Typically, if we wanted to compare Reading score means for Ms. Jones’ 16 students and the districts’ 23 students with perfect Math scores, we would make some distributional assumptions and perform a statistical test. However, even that is not necessary here because Ms. Jones’ students’ Reading mean is higher than the districts’ students’ mean. The districts’ 23 students with perfect Math scores had a mean reading score of 1549. Whereas the 16 students in Ms. Jones’s class with perfect math scores had a mean Reading score of 1650.
The box plots in Figure 2 compare the distribution of reading scores for two groups of students with perfect math scores. This plot follows common convention with the box containing the middle 50 percent of the data and the cross line represents the median.

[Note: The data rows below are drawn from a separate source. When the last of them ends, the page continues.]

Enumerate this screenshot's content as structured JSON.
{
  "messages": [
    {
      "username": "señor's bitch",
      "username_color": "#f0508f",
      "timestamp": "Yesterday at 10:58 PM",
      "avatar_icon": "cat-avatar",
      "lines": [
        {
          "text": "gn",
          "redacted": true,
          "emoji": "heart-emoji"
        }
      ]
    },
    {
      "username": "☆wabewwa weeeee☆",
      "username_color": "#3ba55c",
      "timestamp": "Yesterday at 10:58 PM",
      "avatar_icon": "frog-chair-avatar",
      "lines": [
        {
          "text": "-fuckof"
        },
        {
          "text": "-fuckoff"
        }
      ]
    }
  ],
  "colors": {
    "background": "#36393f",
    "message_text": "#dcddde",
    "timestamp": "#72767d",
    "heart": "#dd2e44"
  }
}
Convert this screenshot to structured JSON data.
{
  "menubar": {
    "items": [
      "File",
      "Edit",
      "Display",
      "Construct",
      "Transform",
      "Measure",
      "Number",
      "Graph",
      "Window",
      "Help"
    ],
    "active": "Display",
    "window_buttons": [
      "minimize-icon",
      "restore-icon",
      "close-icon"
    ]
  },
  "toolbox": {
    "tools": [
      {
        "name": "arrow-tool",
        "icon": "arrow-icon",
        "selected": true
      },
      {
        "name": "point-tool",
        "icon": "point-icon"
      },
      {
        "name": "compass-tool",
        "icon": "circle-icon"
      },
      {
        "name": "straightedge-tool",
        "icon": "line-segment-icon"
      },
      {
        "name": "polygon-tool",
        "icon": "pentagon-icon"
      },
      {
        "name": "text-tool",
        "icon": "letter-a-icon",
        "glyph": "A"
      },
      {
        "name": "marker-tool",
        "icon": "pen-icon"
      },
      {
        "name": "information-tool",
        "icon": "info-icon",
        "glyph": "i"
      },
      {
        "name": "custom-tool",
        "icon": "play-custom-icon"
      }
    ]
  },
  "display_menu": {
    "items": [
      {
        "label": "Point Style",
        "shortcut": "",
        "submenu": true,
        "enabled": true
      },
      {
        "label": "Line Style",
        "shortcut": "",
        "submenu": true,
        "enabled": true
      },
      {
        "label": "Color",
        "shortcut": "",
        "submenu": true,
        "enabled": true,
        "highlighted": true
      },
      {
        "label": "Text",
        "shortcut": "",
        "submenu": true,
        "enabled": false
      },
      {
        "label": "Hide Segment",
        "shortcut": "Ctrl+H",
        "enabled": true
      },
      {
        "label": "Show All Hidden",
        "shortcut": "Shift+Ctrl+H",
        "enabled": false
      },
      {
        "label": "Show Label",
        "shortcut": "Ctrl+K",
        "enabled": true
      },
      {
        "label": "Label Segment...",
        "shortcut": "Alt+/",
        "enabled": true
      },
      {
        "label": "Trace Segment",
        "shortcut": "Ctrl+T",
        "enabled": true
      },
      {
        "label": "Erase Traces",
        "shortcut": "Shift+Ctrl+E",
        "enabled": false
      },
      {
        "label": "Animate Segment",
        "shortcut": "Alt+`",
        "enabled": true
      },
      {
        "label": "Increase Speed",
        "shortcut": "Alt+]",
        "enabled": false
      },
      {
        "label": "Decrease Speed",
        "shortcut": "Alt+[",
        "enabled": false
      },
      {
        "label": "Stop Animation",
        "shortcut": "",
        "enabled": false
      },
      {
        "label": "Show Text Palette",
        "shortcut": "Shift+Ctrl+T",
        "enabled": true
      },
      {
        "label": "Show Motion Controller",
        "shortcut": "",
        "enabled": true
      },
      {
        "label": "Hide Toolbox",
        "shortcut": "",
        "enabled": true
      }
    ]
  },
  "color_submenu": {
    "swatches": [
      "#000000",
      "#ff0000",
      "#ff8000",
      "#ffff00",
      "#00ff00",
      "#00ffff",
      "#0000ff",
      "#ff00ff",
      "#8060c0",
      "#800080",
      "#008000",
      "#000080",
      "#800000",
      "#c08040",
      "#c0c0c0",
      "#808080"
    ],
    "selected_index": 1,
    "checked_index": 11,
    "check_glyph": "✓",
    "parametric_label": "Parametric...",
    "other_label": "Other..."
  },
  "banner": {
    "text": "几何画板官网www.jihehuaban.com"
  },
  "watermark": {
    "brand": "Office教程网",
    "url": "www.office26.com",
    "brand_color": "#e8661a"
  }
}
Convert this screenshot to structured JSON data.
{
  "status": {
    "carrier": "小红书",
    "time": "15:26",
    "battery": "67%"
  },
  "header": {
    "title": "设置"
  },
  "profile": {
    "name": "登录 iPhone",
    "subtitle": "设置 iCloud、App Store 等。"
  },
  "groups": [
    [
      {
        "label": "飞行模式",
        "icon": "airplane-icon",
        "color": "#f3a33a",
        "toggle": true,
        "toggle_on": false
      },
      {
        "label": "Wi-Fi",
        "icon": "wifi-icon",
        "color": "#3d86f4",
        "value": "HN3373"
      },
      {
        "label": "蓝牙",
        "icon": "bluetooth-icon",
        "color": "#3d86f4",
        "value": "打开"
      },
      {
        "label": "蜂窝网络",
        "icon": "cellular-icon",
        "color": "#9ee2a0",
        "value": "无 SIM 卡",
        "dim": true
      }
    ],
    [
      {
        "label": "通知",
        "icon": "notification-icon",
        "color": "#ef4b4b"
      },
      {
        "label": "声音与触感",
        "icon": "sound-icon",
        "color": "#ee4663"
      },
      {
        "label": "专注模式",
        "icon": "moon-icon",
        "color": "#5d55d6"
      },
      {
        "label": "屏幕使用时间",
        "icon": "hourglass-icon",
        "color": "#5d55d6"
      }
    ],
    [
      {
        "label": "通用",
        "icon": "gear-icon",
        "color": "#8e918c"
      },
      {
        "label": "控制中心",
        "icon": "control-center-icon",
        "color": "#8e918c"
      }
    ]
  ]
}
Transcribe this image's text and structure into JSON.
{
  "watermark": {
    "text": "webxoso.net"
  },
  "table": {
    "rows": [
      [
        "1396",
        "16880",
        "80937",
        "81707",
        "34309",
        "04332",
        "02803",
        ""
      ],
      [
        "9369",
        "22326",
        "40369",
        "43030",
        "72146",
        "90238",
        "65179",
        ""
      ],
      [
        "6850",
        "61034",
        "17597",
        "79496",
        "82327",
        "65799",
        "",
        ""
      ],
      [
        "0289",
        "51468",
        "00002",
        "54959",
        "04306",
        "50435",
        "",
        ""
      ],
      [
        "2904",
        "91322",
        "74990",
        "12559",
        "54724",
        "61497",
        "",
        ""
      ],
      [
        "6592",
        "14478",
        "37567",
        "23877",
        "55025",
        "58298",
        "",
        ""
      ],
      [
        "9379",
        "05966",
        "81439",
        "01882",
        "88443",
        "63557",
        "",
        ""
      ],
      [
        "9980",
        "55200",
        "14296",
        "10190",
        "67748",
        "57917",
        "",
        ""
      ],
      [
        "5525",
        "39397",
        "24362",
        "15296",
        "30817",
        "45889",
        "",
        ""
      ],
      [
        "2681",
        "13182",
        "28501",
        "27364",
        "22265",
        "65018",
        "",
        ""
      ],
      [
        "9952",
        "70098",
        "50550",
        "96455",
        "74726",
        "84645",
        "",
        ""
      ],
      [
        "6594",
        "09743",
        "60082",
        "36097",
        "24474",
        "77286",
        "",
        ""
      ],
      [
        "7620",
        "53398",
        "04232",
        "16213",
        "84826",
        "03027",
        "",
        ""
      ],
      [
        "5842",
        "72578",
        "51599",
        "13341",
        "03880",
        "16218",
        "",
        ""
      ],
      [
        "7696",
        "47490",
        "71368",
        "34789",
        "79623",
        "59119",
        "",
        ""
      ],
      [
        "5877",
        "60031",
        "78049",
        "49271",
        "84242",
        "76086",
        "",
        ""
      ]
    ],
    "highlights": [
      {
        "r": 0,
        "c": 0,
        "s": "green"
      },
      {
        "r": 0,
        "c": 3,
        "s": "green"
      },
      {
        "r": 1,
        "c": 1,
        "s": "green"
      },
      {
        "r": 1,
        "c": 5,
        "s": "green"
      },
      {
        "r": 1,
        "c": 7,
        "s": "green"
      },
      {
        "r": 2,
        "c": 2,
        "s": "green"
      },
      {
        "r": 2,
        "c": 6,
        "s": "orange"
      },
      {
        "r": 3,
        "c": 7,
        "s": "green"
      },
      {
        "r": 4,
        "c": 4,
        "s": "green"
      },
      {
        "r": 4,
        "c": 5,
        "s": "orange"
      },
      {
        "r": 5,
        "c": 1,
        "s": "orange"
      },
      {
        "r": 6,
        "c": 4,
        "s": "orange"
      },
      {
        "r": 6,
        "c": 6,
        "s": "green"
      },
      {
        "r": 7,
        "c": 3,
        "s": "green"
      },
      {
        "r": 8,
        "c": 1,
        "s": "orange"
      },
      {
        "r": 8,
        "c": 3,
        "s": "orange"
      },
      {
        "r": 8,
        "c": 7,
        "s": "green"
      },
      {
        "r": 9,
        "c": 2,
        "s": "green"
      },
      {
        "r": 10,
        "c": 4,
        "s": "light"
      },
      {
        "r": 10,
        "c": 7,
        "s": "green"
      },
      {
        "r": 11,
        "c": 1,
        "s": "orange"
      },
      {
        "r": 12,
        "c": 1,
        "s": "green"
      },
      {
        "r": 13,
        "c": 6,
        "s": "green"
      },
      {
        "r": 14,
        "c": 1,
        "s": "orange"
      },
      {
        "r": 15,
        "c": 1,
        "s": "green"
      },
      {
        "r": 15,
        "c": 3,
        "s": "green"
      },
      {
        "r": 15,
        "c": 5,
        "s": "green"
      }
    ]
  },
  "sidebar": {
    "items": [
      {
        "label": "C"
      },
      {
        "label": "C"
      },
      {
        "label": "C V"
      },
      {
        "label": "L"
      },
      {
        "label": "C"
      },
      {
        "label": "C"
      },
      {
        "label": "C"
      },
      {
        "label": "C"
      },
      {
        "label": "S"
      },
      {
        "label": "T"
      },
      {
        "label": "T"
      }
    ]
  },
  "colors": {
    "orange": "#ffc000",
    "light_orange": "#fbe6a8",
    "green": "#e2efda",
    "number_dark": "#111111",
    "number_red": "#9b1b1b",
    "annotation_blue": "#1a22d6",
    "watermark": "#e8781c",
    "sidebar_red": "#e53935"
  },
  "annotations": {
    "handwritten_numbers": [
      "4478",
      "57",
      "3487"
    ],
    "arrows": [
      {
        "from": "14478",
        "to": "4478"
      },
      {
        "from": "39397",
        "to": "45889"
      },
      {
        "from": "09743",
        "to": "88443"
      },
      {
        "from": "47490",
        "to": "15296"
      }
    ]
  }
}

The dotted vertical lines depict the upper and lower quarters of the data. The two small circles represent two unusual points.
We can see that Ms. Jones’s students' Reading scores are not below the reference group's (as would be expected had her intervention produced the alleged effect). On the contrary: her 16 perfect math students did noticeably better on Reading than non-Jones students who earned perfect Math scores. This suggests that Ms. Jones’s students' perfect Math scores are not inconsistent with their Reading scores. And, in fact, if the math test had a higher top her students would be expected to do better still.
Thus based on the data we have available we cannot reject the hypothesis that Ms. Jones’s students came by their scores honestly, for there is no empirical evidence that Ms. Jones’ intervention produced an effect of any kind: her students’ scores appear no less legitimate than those of students from other classes in the district.
An arbitration hearing was held to decide the outcome of Ms. Jones’ appeal. Faced with these results the representatives of the district decided to settle a few minutes in advance of the hearing. Ms. Jones’ pay and seniority were restored and her “unsatisfactory” rating was replaced with one better suited to an exemplary teacher whose students perform at the highest levels.
Ms. Blifil was relieved of further responsibility in the oversight of standardized exams and the practice of “point and look” was retired.
The statisticians who did these analyses were rewarded with Ms. Jones’ gratitude, the knowledge that they helped rectify a grievous wrong, and a modest honorarium.
Hopefully, Dr. Thwackum learned that a little ignorance is a dangerous thing.
Howard Wainer is a distinguished research scientist at the National Board of Medical Examiners and adjunct professor of statistics at the Wharton School of the University of Pennsylvania. For 21 years, he was a principal research scientist at Educational Testing Service. Wainer is the recipient of numerous awards and honors: he is a Fellow of the American Statistical Association and the American Educational Research Association. He was given a Career Achievement Award for Contributions to Educational Measurement by the National Council on Measurement in Education in 2007.